We laughed. Unlike the Smiths, Jones and Johnsons of the world, our long German surname isn't common in America. She was a fashion photographer from overseas, and "Bauknecht" was her married name. We spelled "Sara" the same way, too. The mix-up continued throughout the week, and my doppelganger and I had to share our story several times with ushers so we could score our own seats.
Because of blogs and social media, a fashion writer's role knows little rest during Fashion Week. Shows run from sun-up to sundown, and the breaks between them are spent tweeting about top trends, posting a picture of a celebrity sighting to a blog or filing a story for the next day's newspaper. It can be draining -- physically and electronically.
To assist with the latter, tables with rows and rows of outlets are set up inside the tents, but finding a spot at one is like landing an invite to Michael Kors' runway show -- nearly impossible. I've entertained myself over the years by coming up with creative places to charge my phone on the go. My personal favorite: the vacuum testing section of a Bed Bath & Beyond in Chelsea. I entered and heard the "vroom, vroom" of the vacuums and thought: There's got to be an outlet around here some place!
Staying stocked with food is equally trying, as the days' schedules leave little time for eating anything that requires silverware. Among fashion journalists, this predicament has been affectionately dubbed "the Fashion Week diet." New York Times writer Eric Wilson did a piece on it earlier this year, revealing that he once ate "a dusty lozenge discovered on the bottom of a colleague's bag" for lunch and "was grateful for it."
I'm still grateful to the Loehmann's department store in Chelsea for the platter of finger sandwiches on hand at its Fashion's Night Out festivities a couple of years ago. I sat on the floor in the corner of the women's department savoring a handful of them like they were a Thanksgiving meal (with my phone plugged into the nearest outlet, of course).

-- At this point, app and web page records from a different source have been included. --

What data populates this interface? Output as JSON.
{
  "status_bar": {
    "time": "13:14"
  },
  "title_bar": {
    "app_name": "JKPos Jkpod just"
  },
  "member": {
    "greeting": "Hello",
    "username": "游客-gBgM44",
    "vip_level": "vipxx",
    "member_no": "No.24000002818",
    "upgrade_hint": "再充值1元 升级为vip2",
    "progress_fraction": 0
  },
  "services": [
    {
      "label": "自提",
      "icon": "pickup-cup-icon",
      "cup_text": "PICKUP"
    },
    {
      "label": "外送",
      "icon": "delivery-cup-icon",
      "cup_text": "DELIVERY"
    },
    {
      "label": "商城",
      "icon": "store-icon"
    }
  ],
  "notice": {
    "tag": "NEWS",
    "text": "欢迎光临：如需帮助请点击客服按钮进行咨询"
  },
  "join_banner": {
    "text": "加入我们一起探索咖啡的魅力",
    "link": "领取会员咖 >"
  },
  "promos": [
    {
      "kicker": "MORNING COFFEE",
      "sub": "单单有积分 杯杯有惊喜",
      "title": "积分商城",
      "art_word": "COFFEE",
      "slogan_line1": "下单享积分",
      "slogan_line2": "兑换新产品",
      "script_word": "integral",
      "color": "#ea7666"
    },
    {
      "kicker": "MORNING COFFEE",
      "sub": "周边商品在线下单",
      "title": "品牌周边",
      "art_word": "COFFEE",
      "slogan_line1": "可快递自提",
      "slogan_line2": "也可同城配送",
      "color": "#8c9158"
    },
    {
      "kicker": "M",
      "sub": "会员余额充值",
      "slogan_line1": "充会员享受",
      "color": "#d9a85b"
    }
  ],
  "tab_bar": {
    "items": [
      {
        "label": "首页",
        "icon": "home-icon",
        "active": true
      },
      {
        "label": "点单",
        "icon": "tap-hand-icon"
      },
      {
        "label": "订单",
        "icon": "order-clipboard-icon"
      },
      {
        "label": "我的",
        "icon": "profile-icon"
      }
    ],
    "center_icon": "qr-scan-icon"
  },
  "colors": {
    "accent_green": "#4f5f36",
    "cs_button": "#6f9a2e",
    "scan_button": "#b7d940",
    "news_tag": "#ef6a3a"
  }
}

After another 9-to-9 marathon day of fashion, I always look forward to stepping outside the tents and seeing another beauty -- the city sky. Sometimes I stand in the middle of the Lincoln Center plaza near the fountain and inhale deeply. The aroma of the Manhattan air is a mélange of asphalt, cab fumes and entrees from nearby eateries, and in those moments it smells luxurious. I feel alive, ready to face another day of the ordinary and extraordinary.
Thank you New York -- and thank you fashion -- for five seasons' worth of these moments to experience and to share. And thank you, Pittsburgh, for listening.